- _What you should do_
From the listing below, work out the number of lines containing "JSON" and give that number without comment.

Start of Source data

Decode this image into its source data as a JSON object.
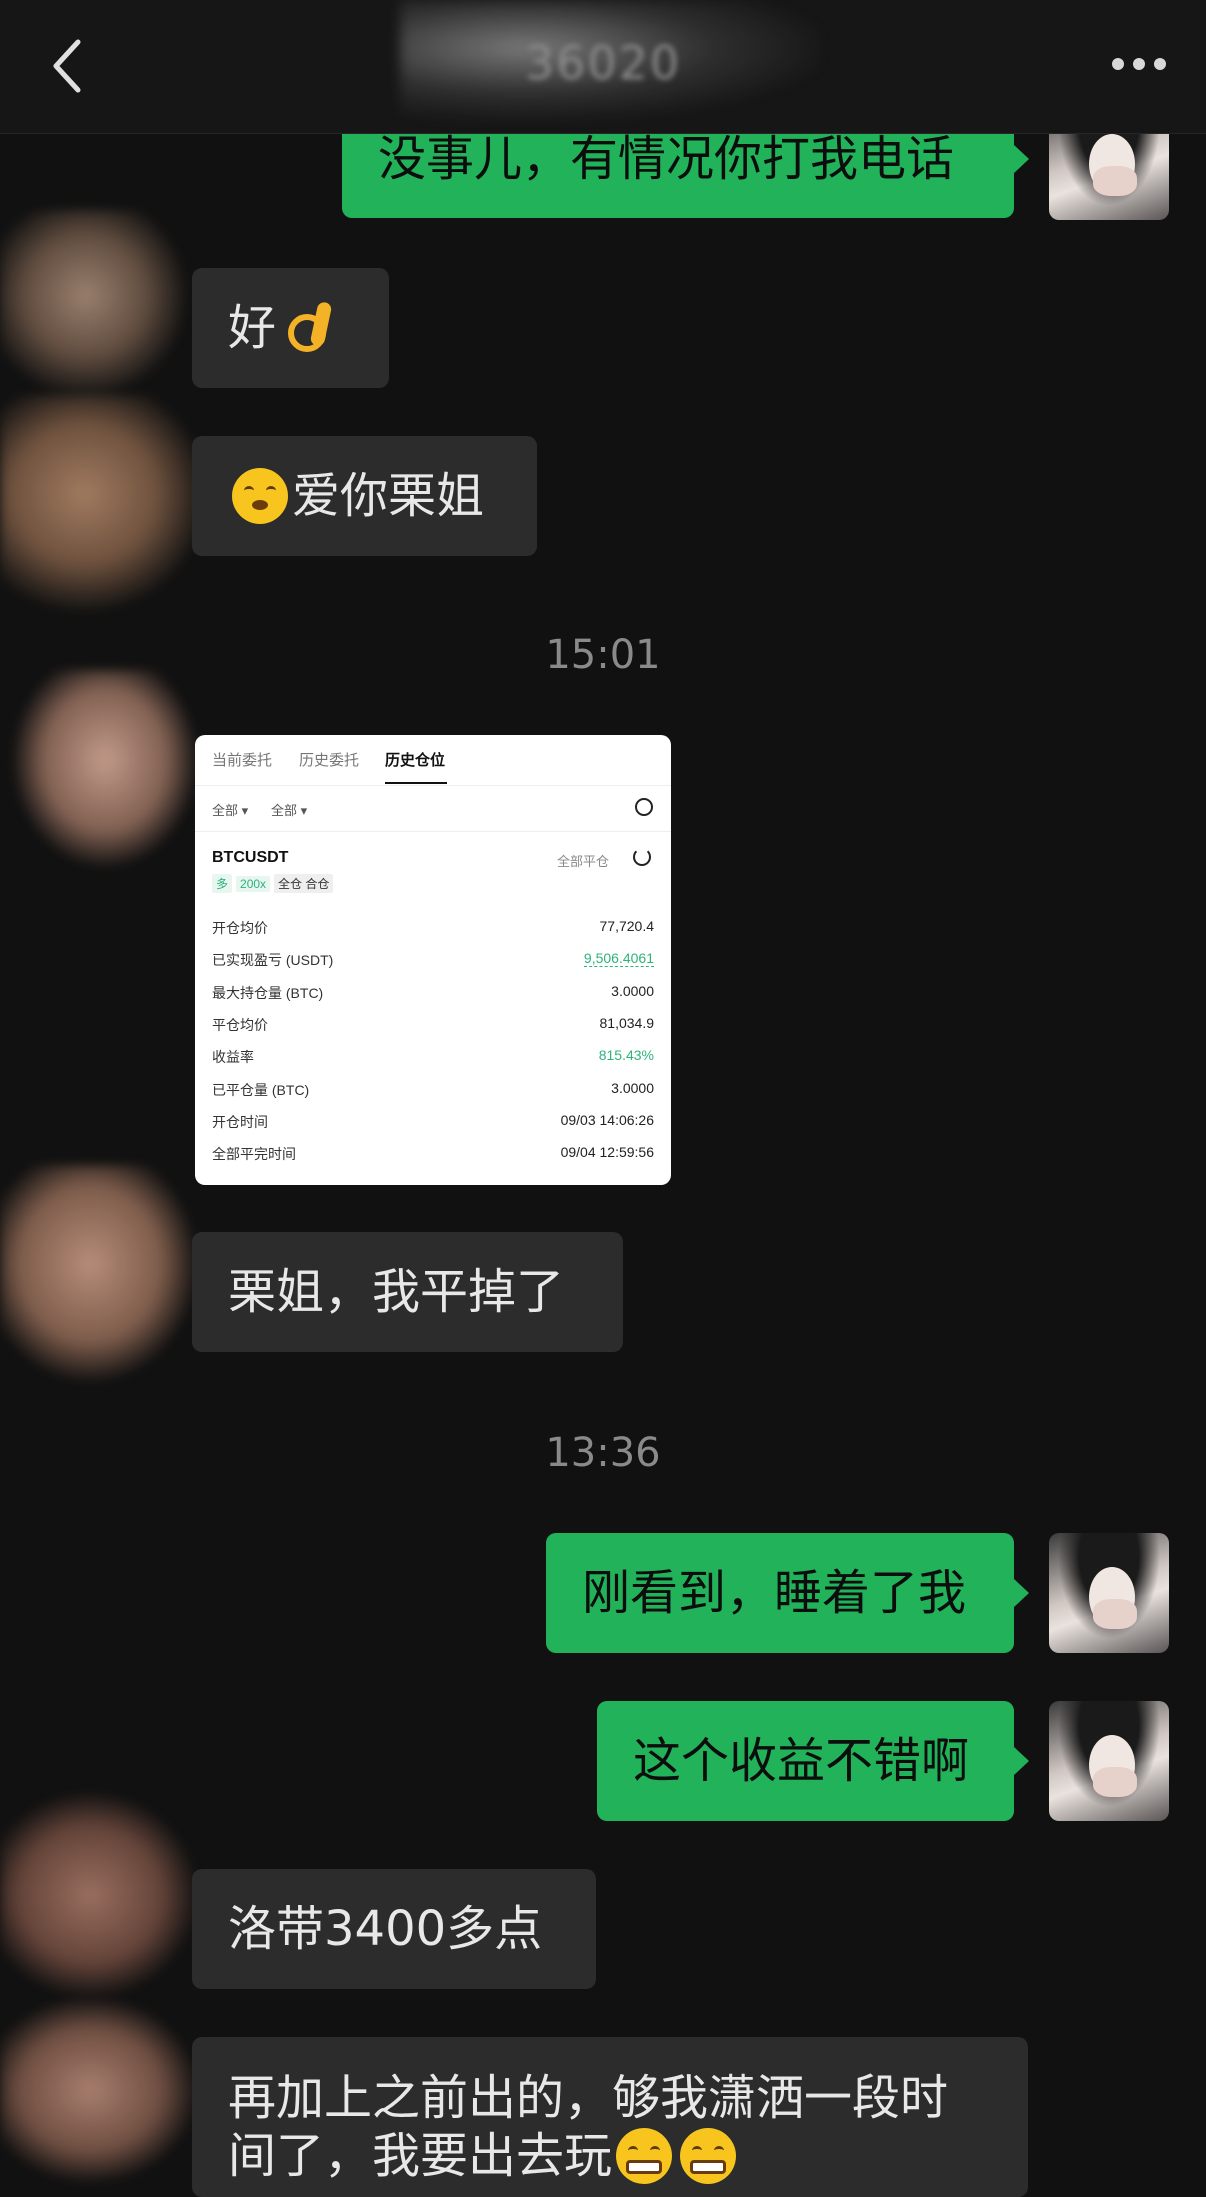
{
  "header": {
    "title": "36020"
  },
  "messages": {
    "m1": "没事儿，有情况你打我电话",
    "m2_text": "好",
    "m3_text": "爱你栗姐",
    "time1": "15:01",
    "m5": "栗姐，我平掉了",
    "time2": "13:36",
    "m6": "刚看到，睡着了我",
    "m7": "这个收益不错啊",
    "m8": "洛带3400多点",
    "m9_line1": "再加上之前出的，够我潇洒一段时",
    "m9_line2": "间了，我要出去玩"
  },
  "screenshot": {
    "tabs": [
      "当前委托",
      "历史委托",
      "历史仓位"
    ],
    "filters": [
      "全部 ▾",
      "全部 ▾"
    ],
    "symbol": "BTCUSDT",
    "close_all": "全部平仓",
    "tags": [
      "多",
      "200x",
      "全仓 合仓"
    ],
    "rows": [
      {
        "k": "开仓均价",
        "v": "77,720.4"
      },
      {
        "k": "已实现盈亏 (USDT)",
        "v": "9,506.4061"
      },
      {
        "k": "最大持仓量 (BTC)",
        "v": "3.0000"
      },
      {
        "k": "平仓均价",
        "v": "81,034.9"
      },
      {
        "k": "收益率",
        "v": "815.43%"
      },
      {
        "k": "已平仓量 (BTC)",
        "v": "3.0000"
      },
      {
        "k": "开仓时间",
        "v": "09/03 14:06:26"
      },
      {
        "k": "全部平完时间",
        "v": "09/04 12:59:56"
      }
    ]
  },
  "icons": {
    "back": "chevron-left-icon",
    "more": "more-dots-icon",
    "ok": "ok-hand-emoji",
    "kiss": "kissing-face-emoji",
    "grin": "grinning-face-emoji"
  },
  "colors": {
    "out_bubble": "#21b25a",
    "in_bubble": "#2c2c2c",
    "background": "#111111",
    "profit_green": "#2db37c"
  }
}
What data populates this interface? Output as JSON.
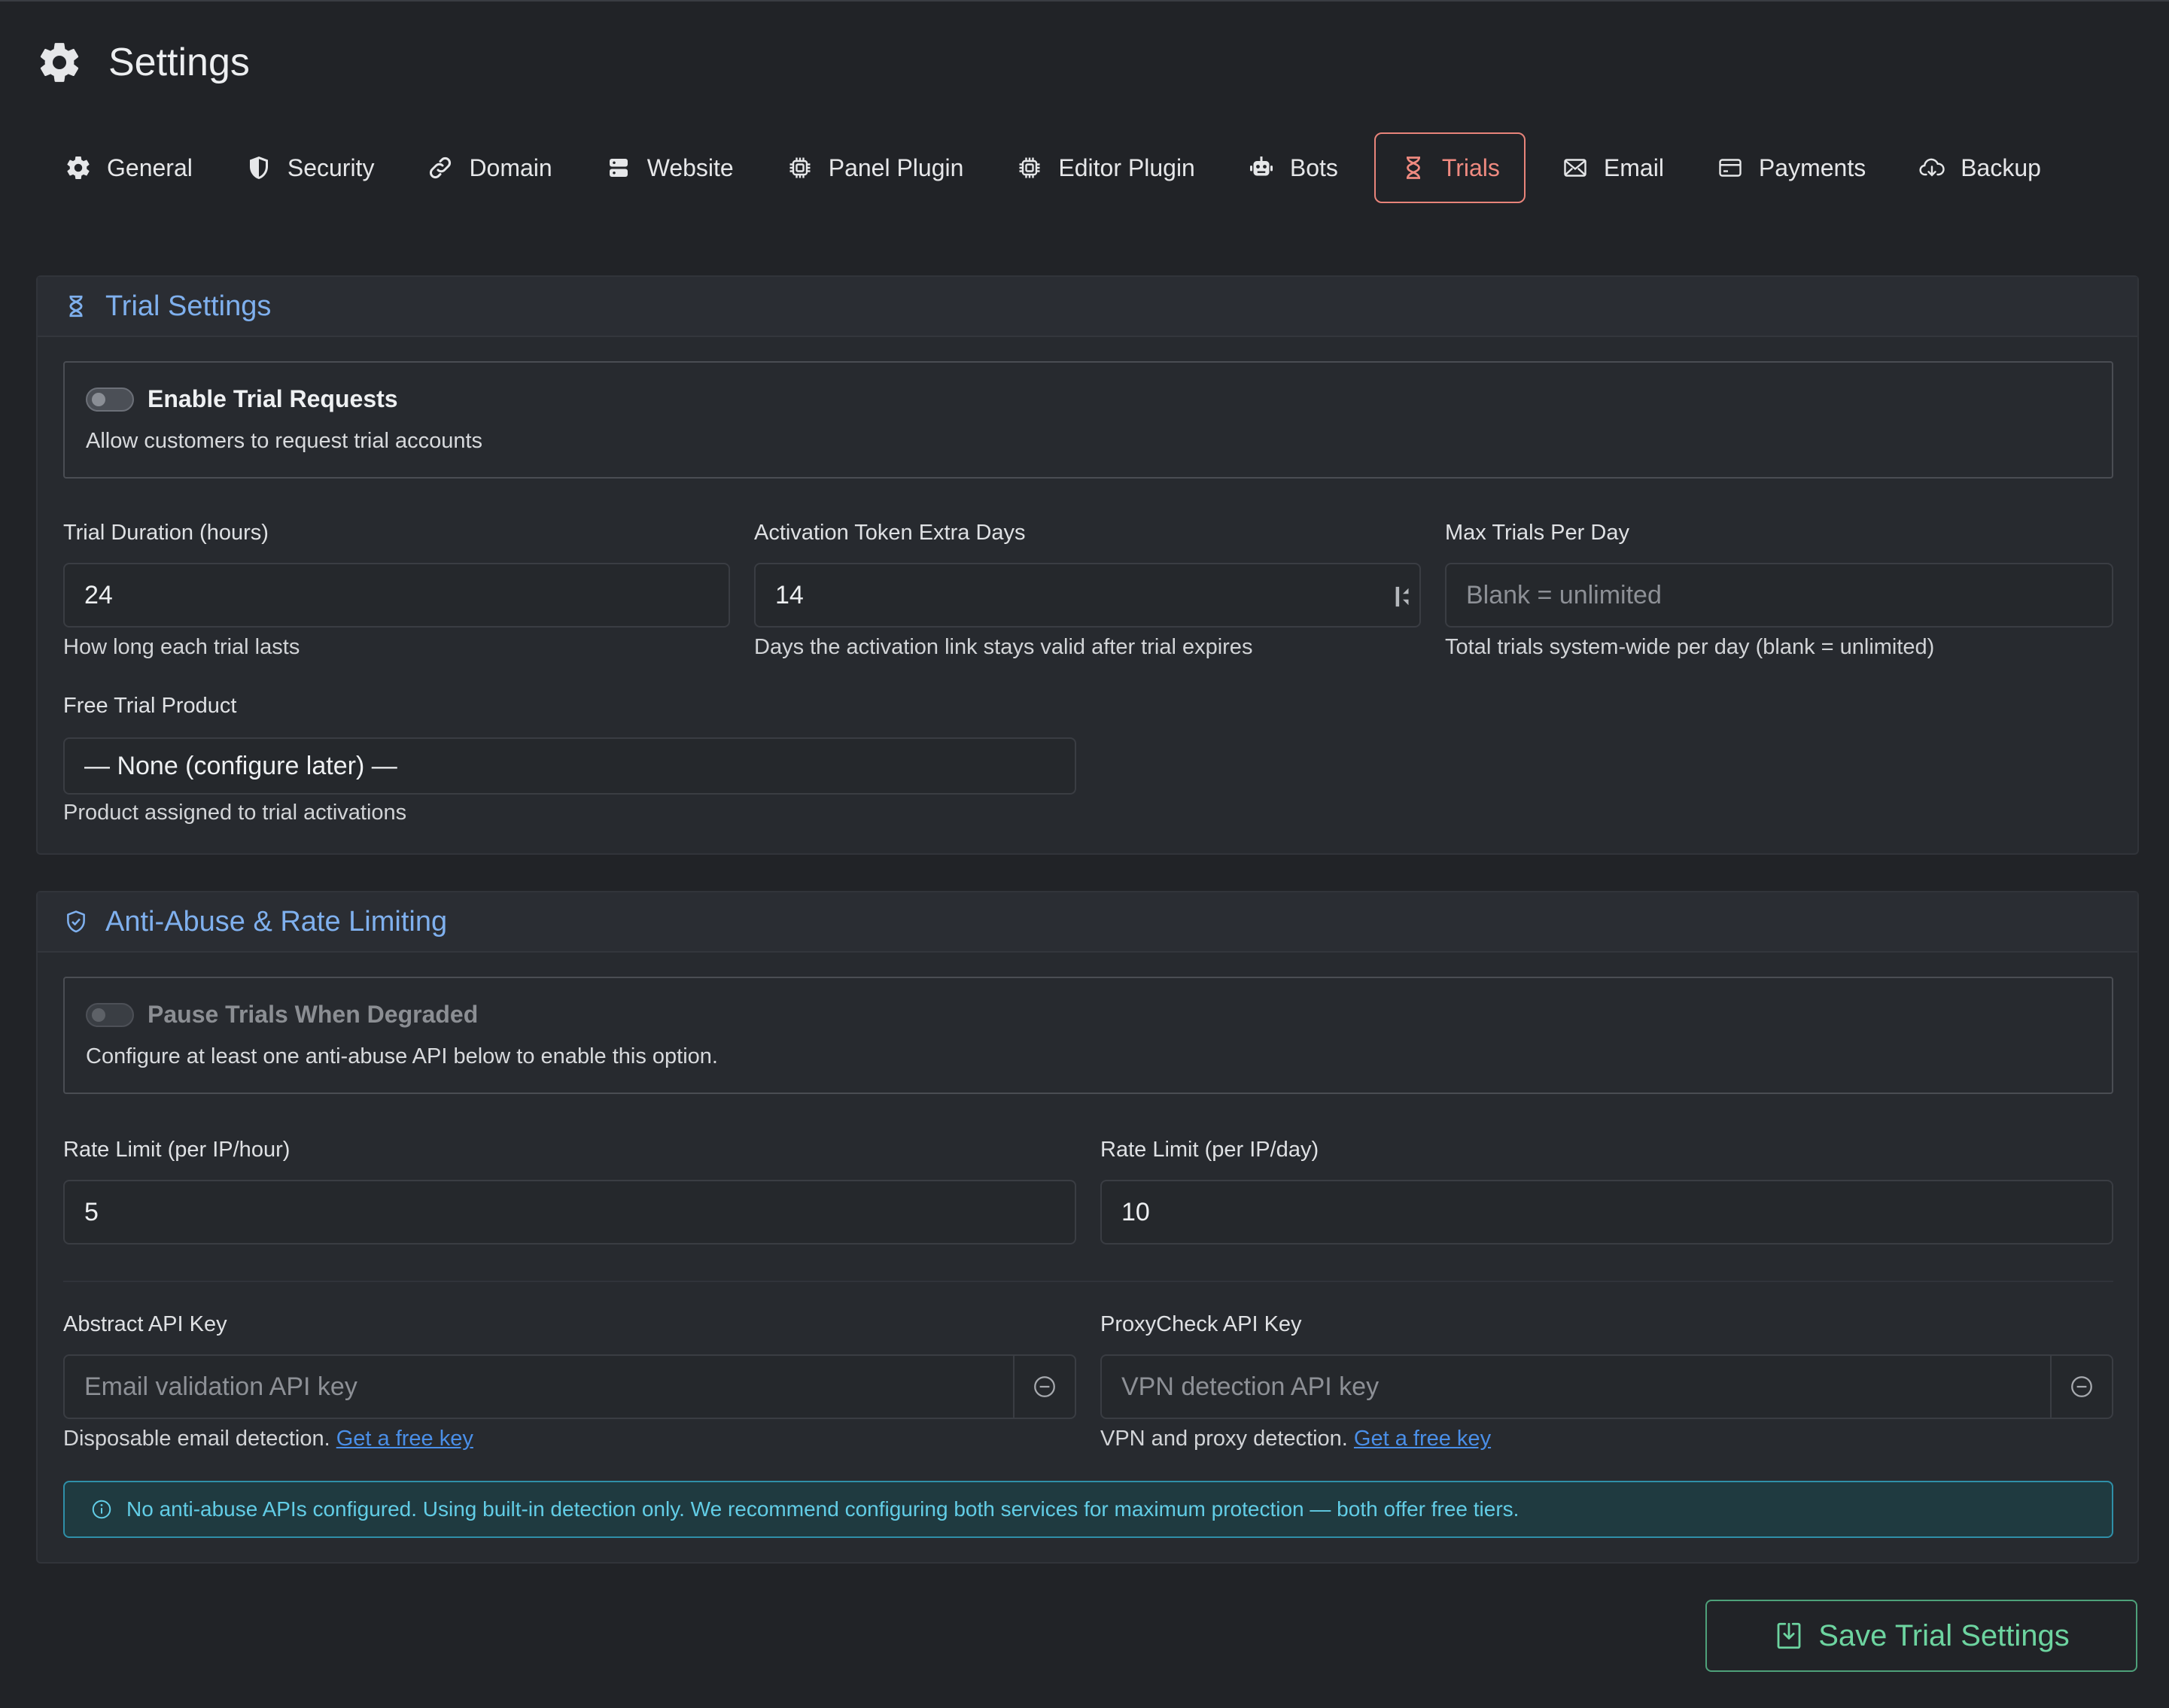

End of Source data

- _Answer space_
2